Film Review: Rebecca
Directed by Ben Wheatley. US, 2020, 121 minutes.
Available on Netflix beginning October 21.
The first film adaptation of Daphne du Maurier’s 1938 novel Rebecca (1940), quite famously directed by Alfred Hitchcock, is a delicious, melodramatic ghost story about a young woman (Joan Fontaine) haunted by the memory of her husband’s first wife, full of style and intrigue and Laurence Olivier saying devilish things like, “I’m asking you to marry me, you little fool.” This new Rebecca, helmed by Ben Wheatley, is but an imitation of what Hollywood glamour and greatness looked like in 1940, produced by a studio that’s in the midst of a long-term project to zombify that era. The actors wear their cute little costumes and go through the motions of a classic, but there’s no soul to be found here, not beneath the surface, and not even in the line readings.

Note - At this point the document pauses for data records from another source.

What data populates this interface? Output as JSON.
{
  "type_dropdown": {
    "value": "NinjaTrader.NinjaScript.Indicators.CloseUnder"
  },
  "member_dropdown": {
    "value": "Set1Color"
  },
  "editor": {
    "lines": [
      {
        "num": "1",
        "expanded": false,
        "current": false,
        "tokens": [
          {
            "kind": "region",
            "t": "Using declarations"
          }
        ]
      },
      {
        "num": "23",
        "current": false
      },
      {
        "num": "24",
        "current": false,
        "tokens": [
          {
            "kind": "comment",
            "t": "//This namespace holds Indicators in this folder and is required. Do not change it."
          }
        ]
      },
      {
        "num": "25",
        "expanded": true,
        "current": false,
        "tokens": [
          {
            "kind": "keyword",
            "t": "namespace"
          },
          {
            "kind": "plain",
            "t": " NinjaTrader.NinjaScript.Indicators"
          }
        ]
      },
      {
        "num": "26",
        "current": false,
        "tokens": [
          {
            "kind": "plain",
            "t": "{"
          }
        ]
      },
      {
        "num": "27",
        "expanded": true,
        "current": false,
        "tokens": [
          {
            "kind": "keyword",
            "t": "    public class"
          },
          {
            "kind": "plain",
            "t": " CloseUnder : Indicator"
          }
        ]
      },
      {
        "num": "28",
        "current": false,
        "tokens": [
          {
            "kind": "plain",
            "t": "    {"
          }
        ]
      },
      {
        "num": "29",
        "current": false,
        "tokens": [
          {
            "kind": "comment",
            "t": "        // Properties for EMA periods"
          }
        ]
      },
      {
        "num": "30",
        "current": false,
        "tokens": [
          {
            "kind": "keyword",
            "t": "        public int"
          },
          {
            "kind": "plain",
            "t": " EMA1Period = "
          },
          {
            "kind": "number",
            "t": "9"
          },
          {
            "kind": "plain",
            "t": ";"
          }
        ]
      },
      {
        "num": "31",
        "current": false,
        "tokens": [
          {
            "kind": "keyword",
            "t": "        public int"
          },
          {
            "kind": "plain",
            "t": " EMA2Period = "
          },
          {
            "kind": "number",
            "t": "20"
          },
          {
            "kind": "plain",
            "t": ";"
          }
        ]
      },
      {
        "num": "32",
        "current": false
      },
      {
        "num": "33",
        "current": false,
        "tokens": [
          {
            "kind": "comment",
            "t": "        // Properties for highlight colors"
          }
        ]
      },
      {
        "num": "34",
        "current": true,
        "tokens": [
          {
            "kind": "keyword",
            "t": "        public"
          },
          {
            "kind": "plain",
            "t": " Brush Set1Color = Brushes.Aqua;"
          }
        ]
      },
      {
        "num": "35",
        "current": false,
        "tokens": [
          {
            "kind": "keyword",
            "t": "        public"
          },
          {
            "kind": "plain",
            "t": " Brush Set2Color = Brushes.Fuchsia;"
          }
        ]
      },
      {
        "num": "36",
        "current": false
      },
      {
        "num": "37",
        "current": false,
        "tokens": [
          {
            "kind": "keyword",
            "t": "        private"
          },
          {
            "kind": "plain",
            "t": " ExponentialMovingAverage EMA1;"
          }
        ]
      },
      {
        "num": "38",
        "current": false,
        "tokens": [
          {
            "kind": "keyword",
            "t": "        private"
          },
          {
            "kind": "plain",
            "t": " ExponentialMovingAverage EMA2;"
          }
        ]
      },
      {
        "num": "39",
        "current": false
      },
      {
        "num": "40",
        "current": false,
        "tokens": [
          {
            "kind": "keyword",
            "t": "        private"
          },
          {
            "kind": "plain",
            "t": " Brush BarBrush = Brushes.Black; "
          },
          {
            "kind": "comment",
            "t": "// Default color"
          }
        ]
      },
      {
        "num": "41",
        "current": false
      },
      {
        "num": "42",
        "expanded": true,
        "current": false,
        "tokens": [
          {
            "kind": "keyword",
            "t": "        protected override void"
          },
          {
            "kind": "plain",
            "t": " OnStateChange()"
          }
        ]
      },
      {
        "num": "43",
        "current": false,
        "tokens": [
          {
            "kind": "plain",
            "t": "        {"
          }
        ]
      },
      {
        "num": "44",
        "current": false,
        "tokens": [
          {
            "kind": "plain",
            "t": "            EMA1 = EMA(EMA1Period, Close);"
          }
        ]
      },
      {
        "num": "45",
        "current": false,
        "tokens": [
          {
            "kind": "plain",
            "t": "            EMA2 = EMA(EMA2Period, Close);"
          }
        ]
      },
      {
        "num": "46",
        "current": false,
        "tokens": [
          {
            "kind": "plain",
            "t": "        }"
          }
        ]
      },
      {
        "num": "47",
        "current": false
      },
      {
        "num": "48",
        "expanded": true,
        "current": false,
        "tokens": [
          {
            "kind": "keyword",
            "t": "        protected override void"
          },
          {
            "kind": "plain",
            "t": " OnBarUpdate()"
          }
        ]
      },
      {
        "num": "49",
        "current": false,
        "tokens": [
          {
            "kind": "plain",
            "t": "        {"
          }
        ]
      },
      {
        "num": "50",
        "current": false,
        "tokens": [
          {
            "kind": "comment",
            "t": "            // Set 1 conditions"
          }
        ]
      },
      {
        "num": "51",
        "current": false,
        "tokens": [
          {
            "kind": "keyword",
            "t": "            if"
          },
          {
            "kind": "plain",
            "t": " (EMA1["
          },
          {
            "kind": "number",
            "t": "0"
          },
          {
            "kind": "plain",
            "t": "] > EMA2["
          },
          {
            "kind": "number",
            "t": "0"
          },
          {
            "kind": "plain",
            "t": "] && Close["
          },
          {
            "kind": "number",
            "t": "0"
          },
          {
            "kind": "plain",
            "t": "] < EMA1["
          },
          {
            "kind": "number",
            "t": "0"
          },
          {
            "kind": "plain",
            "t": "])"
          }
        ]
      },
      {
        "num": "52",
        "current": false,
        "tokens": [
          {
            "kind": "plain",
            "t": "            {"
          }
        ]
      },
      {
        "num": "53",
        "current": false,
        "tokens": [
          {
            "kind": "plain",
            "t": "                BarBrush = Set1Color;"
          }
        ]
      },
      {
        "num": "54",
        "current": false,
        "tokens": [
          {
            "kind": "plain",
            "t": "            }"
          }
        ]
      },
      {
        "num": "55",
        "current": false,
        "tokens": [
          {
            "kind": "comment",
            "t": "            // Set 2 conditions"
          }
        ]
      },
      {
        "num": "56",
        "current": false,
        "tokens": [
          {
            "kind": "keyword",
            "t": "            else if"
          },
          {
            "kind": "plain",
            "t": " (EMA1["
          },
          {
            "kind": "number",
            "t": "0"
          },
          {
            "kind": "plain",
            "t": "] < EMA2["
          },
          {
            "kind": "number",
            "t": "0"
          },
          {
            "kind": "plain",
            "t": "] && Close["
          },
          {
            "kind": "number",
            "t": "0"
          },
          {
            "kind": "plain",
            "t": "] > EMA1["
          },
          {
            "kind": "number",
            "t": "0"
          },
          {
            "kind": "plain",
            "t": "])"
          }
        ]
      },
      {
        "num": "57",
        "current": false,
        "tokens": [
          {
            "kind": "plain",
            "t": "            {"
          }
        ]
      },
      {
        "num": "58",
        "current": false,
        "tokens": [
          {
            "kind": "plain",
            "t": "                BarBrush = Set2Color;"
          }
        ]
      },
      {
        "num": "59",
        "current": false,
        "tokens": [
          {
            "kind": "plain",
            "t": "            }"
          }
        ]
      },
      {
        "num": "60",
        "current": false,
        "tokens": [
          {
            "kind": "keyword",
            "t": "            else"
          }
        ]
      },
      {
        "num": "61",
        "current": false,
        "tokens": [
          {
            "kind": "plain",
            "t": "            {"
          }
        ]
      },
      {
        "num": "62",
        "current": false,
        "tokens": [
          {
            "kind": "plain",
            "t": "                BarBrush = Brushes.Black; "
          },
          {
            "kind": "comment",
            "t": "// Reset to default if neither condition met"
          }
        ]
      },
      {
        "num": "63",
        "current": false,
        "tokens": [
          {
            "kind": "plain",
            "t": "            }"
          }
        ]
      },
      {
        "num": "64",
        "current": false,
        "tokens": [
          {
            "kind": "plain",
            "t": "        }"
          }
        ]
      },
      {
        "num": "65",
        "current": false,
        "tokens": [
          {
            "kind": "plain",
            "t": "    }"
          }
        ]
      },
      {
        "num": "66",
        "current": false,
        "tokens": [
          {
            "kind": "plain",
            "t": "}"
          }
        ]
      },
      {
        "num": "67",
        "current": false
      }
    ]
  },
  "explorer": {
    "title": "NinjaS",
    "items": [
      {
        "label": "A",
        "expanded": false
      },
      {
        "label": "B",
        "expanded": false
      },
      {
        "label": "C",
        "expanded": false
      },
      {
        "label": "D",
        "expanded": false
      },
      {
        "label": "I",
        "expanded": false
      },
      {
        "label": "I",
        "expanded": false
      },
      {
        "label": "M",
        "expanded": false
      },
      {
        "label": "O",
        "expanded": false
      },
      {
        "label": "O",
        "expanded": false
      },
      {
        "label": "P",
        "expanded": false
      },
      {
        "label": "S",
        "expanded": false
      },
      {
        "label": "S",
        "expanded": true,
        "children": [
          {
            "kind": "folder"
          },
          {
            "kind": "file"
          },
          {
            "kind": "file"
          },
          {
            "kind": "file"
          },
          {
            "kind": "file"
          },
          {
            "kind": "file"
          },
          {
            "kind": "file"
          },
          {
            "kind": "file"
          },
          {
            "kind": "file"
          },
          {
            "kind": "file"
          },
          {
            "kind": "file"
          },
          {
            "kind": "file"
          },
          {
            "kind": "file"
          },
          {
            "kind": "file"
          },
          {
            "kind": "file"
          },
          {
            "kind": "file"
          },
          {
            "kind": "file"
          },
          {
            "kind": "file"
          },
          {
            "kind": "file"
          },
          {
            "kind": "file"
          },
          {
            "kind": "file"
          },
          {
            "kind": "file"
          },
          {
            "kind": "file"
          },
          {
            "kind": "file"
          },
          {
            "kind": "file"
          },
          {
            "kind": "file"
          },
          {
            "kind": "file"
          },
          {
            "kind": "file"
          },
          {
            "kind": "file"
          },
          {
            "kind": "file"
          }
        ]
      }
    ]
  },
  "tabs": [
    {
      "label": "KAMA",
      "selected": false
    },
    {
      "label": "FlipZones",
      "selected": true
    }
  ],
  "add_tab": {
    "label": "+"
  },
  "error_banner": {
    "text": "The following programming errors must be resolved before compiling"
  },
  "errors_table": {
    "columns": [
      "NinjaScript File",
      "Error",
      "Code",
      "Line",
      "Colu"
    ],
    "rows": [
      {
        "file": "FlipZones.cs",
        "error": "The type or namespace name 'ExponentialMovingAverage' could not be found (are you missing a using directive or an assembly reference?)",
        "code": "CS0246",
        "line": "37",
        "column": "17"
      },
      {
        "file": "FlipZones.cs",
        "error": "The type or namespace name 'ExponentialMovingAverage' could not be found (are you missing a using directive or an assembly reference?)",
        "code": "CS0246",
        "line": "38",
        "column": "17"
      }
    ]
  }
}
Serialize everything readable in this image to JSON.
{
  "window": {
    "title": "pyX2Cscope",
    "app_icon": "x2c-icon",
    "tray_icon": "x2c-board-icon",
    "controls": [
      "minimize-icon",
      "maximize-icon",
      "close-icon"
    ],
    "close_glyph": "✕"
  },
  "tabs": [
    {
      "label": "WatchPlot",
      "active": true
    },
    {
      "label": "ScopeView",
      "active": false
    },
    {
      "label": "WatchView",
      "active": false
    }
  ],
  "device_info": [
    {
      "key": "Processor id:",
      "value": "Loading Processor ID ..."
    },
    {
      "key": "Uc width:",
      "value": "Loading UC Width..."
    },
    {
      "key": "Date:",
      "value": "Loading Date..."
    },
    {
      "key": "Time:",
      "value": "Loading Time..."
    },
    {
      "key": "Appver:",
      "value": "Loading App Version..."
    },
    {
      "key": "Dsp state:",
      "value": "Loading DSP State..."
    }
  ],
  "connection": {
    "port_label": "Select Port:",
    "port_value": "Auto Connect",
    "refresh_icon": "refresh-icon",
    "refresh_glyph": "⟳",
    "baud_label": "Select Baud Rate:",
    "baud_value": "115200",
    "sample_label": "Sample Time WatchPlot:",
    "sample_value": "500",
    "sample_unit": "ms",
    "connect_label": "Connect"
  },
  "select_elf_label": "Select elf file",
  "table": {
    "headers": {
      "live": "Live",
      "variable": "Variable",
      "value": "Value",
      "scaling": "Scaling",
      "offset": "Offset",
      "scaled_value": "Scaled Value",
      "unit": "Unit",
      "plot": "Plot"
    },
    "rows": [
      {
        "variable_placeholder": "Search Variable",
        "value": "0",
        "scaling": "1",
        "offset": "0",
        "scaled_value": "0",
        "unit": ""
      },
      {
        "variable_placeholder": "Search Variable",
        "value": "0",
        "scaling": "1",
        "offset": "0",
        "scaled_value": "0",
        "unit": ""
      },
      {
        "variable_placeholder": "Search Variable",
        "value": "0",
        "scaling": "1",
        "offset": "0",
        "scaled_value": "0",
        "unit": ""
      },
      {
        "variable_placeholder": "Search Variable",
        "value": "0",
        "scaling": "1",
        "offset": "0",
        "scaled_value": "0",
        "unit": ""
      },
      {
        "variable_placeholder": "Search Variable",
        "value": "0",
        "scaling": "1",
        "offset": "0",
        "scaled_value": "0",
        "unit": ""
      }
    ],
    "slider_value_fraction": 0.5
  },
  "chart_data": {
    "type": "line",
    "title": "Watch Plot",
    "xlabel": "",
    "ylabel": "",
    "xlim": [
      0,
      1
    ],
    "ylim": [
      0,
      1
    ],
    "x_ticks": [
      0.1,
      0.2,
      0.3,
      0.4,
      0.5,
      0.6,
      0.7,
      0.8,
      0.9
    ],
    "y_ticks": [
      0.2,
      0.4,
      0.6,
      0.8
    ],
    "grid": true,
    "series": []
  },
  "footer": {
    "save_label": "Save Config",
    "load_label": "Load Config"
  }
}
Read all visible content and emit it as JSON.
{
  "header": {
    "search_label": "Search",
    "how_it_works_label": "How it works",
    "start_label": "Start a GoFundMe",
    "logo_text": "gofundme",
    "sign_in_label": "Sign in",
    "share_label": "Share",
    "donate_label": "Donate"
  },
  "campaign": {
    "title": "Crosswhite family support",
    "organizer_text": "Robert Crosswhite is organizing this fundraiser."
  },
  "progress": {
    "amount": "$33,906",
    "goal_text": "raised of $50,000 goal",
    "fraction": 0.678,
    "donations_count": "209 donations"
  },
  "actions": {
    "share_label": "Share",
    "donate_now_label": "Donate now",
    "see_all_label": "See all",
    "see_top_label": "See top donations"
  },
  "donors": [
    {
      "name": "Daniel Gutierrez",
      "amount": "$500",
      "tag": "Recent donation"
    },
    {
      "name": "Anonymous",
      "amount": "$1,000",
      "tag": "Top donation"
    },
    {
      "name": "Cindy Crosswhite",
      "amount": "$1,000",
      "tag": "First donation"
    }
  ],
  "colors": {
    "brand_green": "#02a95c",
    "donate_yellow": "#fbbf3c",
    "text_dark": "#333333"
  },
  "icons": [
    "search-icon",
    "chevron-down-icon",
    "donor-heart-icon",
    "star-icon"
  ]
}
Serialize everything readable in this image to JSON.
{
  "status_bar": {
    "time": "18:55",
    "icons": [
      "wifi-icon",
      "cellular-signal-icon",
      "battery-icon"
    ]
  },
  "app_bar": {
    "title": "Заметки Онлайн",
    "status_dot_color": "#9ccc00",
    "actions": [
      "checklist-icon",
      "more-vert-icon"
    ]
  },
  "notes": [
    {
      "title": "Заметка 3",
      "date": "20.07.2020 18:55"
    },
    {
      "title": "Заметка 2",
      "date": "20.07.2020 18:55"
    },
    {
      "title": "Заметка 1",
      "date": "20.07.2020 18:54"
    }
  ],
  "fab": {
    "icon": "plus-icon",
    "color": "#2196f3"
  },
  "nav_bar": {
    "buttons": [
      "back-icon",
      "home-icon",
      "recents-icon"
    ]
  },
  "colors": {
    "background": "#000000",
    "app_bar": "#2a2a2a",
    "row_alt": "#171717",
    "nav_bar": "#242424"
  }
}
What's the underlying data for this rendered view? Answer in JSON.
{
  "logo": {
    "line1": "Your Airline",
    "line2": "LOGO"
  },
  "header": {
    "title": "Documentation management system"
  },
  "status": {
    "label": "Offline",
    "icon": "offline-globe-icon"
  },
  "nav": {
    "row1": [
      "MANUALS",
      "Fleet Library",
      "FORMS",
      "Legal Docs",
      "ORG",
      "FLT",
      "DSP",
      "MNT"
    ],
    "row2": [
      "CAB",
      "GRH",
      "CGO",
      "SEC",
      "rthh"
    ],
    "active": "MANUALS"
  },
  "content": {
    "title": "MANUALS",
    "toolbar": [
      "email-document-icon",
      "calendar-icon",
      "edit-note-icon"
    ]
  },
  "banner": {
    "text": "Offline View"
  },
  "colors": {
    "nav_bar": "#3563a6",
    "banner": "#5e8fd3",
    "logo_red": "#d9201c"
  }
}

The new lead actors are Armie Hammer and Lily James, who are both youngish, blondeish, and incredibly beautiful—they’ve literally starred in live-action Disney remakes as a prince and princess. They’ve also both recently made gossip-mag headlines for romantic scandals. These details aren’t to say either actor is untalented, nor to suggest they’re secretly undervalued. Rather, their placement at the heart of Rebecca works to highlight just how keenly this pale, rigid film is aping something it can’t quite be. Gone is Olivier’s commanding timbre, charming surliness, and overcast look; inadequately replaced by Hammer’s sun-tanned, specifically-American broadness, thinly disguised here by an English inflection and an ugly mustard suit. And Fontaine’s impassioned expressions of wide-eyed terror at playing sexual second-fiddle to a woman older, darker, and wilder are if anything sanitized by the reinterpretations of the more clumsy-sexy James, who brings the role back down to the level of generic scorned-woman weepiness.
Although the colors in the upbeat first act of Wheatley’s Rebecca are often lurid (particularly for one who recently watched the monochrome original), the film is composed in a color palette I can only think to call Netflix sepia—a grading that doesn’t evoke the texture of celluloid-era studio filmmaking but just occasionally dampens its compositions in heavily post-corrected frames that play as if they were produced under cheap tinted gels. Shots do not linger, and the camera does not move unexpectedly. There is no version of Hitchcock’s creative empty tracking shot that follows an invisible Rebecca around the room. There is sex, but only in the abstract. And desperately little longing—iconic queer villain Mrs. Danvers (a perfectly bitchy Kristin Scott Thomas) is the most interesting character in the story, but she isn’t consumed by the same fire for Rebecca.
There is one interesting dream sequence where the second Mrs. de Winter envisions being eaten alive by growing vines, Cedric Diggory-style, as well as an upside-down ball where our heroine serves a bit of Jennifer Connelly in Labyrinth (1986), but the film never really achieves pleasurable excess. There is no laughter, are no gasps. For a story with as many twists and turns as Rebecca, the whole affair is resoundingly flat—the Netflix-original style-guide having presumably curtailed any possibility of perversion.
Perhaps most disappointingly, Wheatley and his longtime cinematographer Laurie Rose rarely play around with light and shadow, a foundational technique for the original film (and most other screen adaptations of Gothic romances). Early in the film, we do see Lily James lying defeated on her cramped bed while listening to Mrs. Van Hopper (a hilarious Ann Dowd, chewing the scenery as she ought to) complaining about her behavior while a single crack of light falls across her face. Briefly, I thought—they’re doing it! But aside from that, the dark is never dark enough, and the light never entices or stuns us. Everything the camera sees falls into some range of acceptable, plain visibility that sucks most of the story’s fun and mystery right out of the frame.
Of course, Rebecca doesn’t claim to be adapting the 1940 film, but rather du Maurier’s original novel, and some of the more interesting elements indeed occur when the screenplay veers away from Hitchcock to stick to the book instead. Namely, its commitment to the gory details of the text’s big reveal means that James’ Mrs. de Winter gets to be a little bit evil—or at least morally ambiguous. But while that’s a refreshing change of pace, the movie does little in this newfound gray area. Even the film’s sunny epilogue works to blunt the melodrama that came before. It’s as if the raison d’etre of this remake was to befit the studio’s “strong female lead” and “more titles related to Hollywood” submenus—nothing more complicated, lest its makers confuse the algorithm. [★★]
Cassidy Olsen is a film critic, culture journalist and screenwriter based in Dublin, Ireland.